 For example, the recent decision of the Court of Justice of the European Union in Slovak Republic v. Achmea BV, in which the Court held that the arbitration clause under a Netherlands–Slovakia bilateral investment treaty, and implying that arbitrations under intra-EU bilateral investment treaties more generally, were incompatible with EU law.

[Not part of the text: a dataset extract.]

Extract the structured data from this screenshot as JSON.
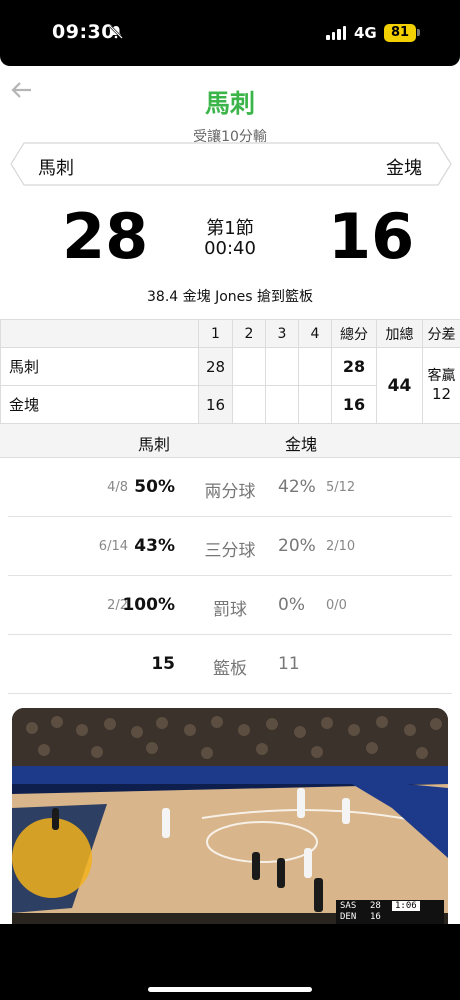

This has led to concerns as to whether arbitral awards rendered under the Energy Charter Treaty are also unenforceable: see J Robert Basedow, ‘The Achmea Judgment and the Applicability of the Energy Charter Treaty in Intra-EU Investment Arbitration’ (2020) 23(1), Journal of International Economic Law, 271.
 See, e.g., JCT Design and Build Contract 2016, Clause 2.26.12; NEC4 Option X2, Clause 17.2; FIDIC Red Book 2017, Clause 18.6.
 For a discussion of local content laws in Africa, see e.g., Ibironke T. Odumosu-Ayanu, ‘Foreign Direct Investment Catalysts in West Africa: Interactions with Local Content Laws and Industry-Community Agreements’ (2012) 35(1) North Carolina Central Law Review 65; Bartrand Montembault, ‘State Sovereignty in International Projects Takes on a New Luster’ (2013) International Business Journal 288, 299 to 300.